On the scorching hot planet, hundreds of light-years away, oceans are made of molten lava, winds reach supersonic speeds and rain is made of rocks. Scientists have referred to the bizarre, hellish exoplanet as one of the most “extreme” ever discovered.
According to NASA estimates there are at least 100 billion stars in the Milky Way, of which about 4 billion are sunlike. If only 7 percent of those stars have habitable planets — a seriously conservative estimate — there could be as many as 300 million potentially habitable Earths out there in the whole Milky Way alone.
It takes a while to collect, sort through, analyze, write up, endure peer review, and publish data from scientific projects.
That’s why finally we’re seeing this, 11 years after Kepler was launched to scour the galaxy for exoplanets.
Now the real challenge will be figuring out how to get there…
It’s time to move on the next factor in the Drake equation for extraterrestrial civilizations: the fraction of these worlds on which life emerges. The search for even a single slime mold on some alien rock would revolutionize biology, and it is a worthy agenda for the next half-century as humans continue the climb out of ourselves and into the universe in the endless quest to end our cosmic loneliness.
It’s possible our galaxy is filled to the brim with these rogue planets, but this one is particularly unusual for one special reason: it is the smallest found to date — even smaller than Earth — with a mass similar to Mars.
If you find a big rock in your backyard, and you can’tbreak it open with normal tools, guess what?
The researchers argue that the Maryborough meteorite is much rarer than gold.
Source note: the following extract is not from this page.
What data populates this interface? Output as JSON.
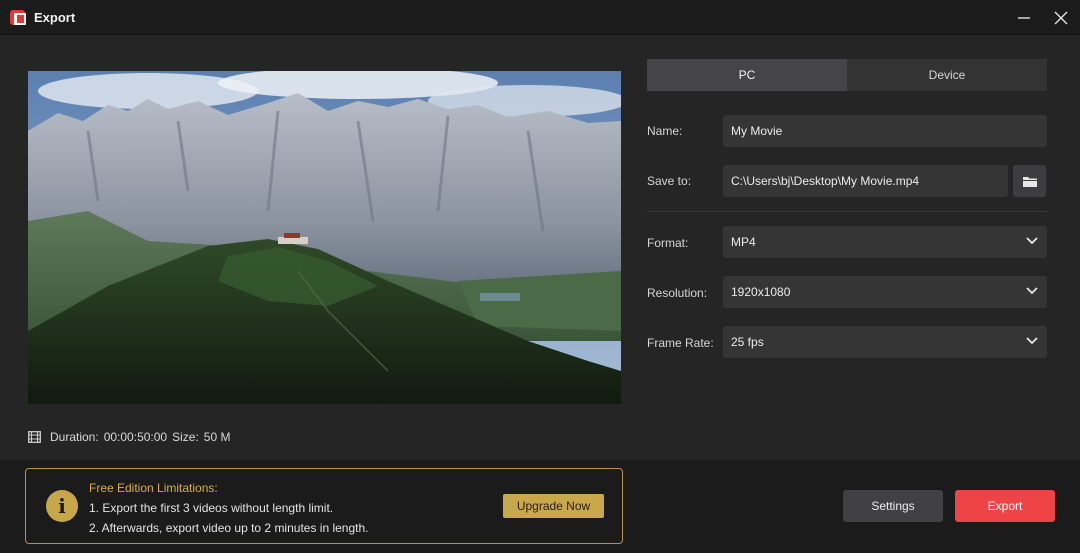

It’s one of only 17 meteorites ever recorded in the Australian state of Victoria, and it’s the second largest chondritic mass, after a huge 55-kilogram specimen identified in 2003.
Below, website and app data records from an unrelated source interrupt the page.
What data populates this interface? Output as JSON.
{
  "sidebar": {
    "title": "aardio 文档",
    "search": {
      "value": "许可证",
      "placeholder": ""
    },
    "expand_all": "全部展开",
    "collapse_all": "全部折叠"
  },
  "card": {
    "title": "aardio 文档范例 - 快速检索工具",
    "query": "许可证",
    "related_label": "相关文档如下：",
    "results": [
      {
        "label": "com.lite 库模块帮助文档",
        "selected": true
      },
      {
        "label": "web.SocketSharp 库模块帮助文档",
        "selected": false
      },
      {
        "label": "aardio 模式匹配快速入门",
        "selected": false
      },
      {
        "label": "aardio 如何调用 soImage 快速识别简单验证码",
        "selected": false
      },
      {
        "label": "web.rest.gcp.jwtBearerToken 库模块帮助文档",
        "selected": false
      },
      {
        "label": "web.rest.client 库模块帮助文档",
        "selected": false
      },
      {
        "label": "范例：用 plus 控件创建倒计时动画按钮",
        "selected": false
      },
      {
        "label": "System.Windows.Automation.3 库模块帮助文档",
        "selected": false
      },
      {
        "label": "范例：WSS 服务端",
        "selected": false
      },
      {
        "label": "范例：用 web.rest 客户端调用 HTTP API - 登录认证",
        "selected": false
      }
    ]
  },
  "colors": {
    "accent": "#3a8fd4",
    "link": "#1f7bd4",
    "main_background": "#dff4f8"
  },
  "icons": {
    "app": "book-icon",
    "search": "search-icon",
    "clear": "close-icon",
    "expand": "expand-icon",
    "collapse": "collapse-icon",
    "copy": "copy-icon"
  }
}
This next bit is more interesting to me:
“Other rare meteorites contain organic molecules such as amino acids; the building blocks of life.”
Do they have atmospheres and how thick are they? What kind of clouds? Do they possess oceans on their surface? Do they have rings and moons? Cheops ought to be able to address such questions just from looking for these tiny dips in light during a transit.
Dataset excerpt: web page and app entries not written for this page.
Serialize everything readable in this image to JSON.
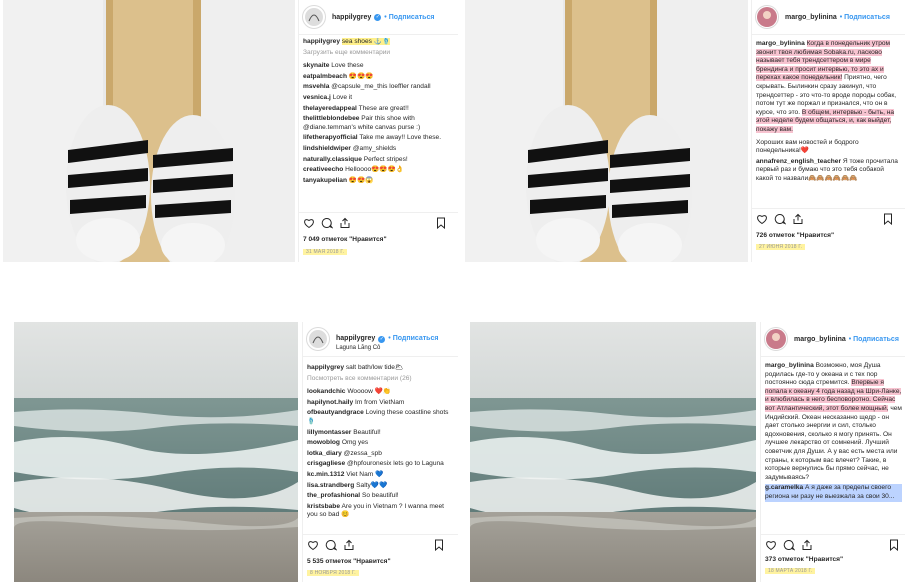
{
  "posts": [
    {
      "username": "happilygrey",
      "follow": "• Подписаться",
      "caption_user": "happilygrey",
      "caption_text": "sea shoes ⚓🩴",
      "load_more": "Загрузить еще комментарии",
      "comments": [
        {
          "user": "skynaite",
          "text": "Love these"
        },
        {
          "user": "eatpalmbeach",
          "text": "😍😍😍"
        },
        {
          "user": "msvehla",
          "text": "@capsule_me_this loeffler randall"
        },
        {
          "user": "vesnica.j",
          "text": "Love it"
        },
        {
          "user": "thelayeredappeal",
          "text": "These are great!!"
        },
        {
          "user": "thelittleblondebee",
          "text": "Pair this shoe with @diane.temman's white canvas purse :)"
        },
        {
          "user": "lifetherapyofficial",
          "text": "Take me away!! Love these."
        },
        {
          "user": "lindshieldwiper",
          "text": "@amy_shields"
        },
        {
          "user": "naturally.classique",
          "text": "Perfect stripes!"
        },
        {
          "user": "creativeecho",
          "text": "Helloooo😍😍😍👌"
        },
        {
          "user": "tanyakupelian",
          "text": "😍😍😱"
        }
      ],
      "likes": "7 049 отметок \"Нравится\"",
      "date": "31 МАЯ 2018 Г."
    },
    {
      "username": "margo_bylinina",
      "follow": "• Подписаться",
      "caption_user": "margo_bylinina",
      "caption_hl": "Когда в понедельник утром звонит твоя любимая Sobaka.ru, ласково называет тебя трендсеттером в мире брендинга и просит интервью, то это ах и перехах какое понедельник!",
      "caption_text": "Приятно, чего скрывать. Былинкин сразу закинул, что трендсеттер - это что-то вроде породы собак, потом тут же поржал и признался, что он в курсе, что это.",
      "caption_tail": "В общем, интервью - быть, на этой неделе будем общаться, и, как выйдет, покажу вам.",
      "caption_end": "Хороших вам новостей и бодрого понедельника!❤️",
      "comments": [
        {
          "user": "annafrenz_english_teacher",
          "text": "Я тоже прочитала первый раз и бумаю что это тебя собакой какой то назвали🙈🙈🙈🙈🙈🙈"
        }
      ],
      "likes": "726 отметок \"Нравится\"",
      "date": "27 ИЮНЯ 2018 Г."
    },
    {
      "username": "happilygrey",
      "follow": "• Подписаться",
      "location": "Laguna Lăng Cô",
      "caption_user": "happilygrey",
      "caption_text": "salt bath/low tide🌥",
      "load_more": "Посмотреть все комментарии (26)",
      "comments": [
        {
          "user": "lookandchic",
          "text": "Woooow ❤️👏"
        },
        {
          "user": "hapilynot.haily",
          "text": "Im from VietNam"
        },
        {
          "user": "ofbeautyandgrace",
          "text": "Loving these coastline shots 🩴"
        },
        {
          "user": "lillymontasser",
          "text": "Beautiful!"
        },
        {
          "user": "mowoblog",
          "text": "Omg yes"
        },
        {
          "user": "lotka_diary",
          "text": "@zessa_spb"
        },
        {
          "user": "crisgagliese",
          "text": "@hpfouronesix lets go to Laguna"
        },
        {
          "user": "kc.min.1312",
          "text": "Viet Nam 💙"
        },
        {
          "user": "lisa.strandberg",
          "text": "Salty💙💙"
        },
        {
          "user": "the_profashional",
          "text": "So beautiful!"
        },
        {
          "user": "kristsbabe",
          "text": "Are you in Vietnam ? I wanna meet you so bad 😊"
        }
      ],
      "likes": "5 535 отметок \"Нравится\"",
      "date": "8 НОЯБРЯ 2018 Г."
    },
    {
      "username": "margo_bylinina",
      "follow": "• Подписаться",
      "caption_user": "margo_bylinina",
      "caption_text": "Возможно, моя Душа родилась где-то у океана и с тех пор постоянно сюда стремится.",
      "caption_hl": "Впервые я попала к океану 4 года назад на Шри-Ланке, и влюбилась в него бесповоротно. Сейчас вот Атлантический, этот более мощный,",
      "caption_rest": "чем Индийский. Океан несказанно щедр - он дает столько энергии и сил, столько вдохновения, сколько я могу принять. Он лучшее лекарство от сомнений. Лучший советчик для Души. А у вас есть места или страны, к которым вас влечет? Такие, в которые вернулись бы прямо сейчас, не задумываясь?",
      "comments": [
        {
          "user": "g.caramelka",
          "text": "А я даже за пределы своего региона ни разу не выезжала за свои 30..."
        }
      ],
      "likes": "373 отметок \"Нравится\"",
      "date": "18 МАРТА 2018 Г."
    }
  ]
}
ESA finally does something! Wow. Go Europe!
I love how BBC says “The Americans” when referring to NASA, as if a) American is an ethnic group and b) all NASA scientists are American.
Prof Didier Queloz, who won this year’s Physics Nobel for discovering the first planet orbiting a Sun-like star in 1995, was on hand to watch the launch.
In February of 2017, a team of European astronomers announced the discovery
of a seven-planet system orbiting the nearby star TRAPPIST-1. Aside from
the fact that all seven planets were rocky, there was the added bonus of
three of them orbiting within TRAPPIST-1’s habitable zone. Since that time,
multiple studies have been conducted to determine whether or not any of
these planets could be habitable.
What’s up with the boring names?
I propose we call them Liesl, Friedrich, Louisa, Kurt, Brigitta, Marta, and Gretl. The most habitable is Kurt, because he’s so magnetic.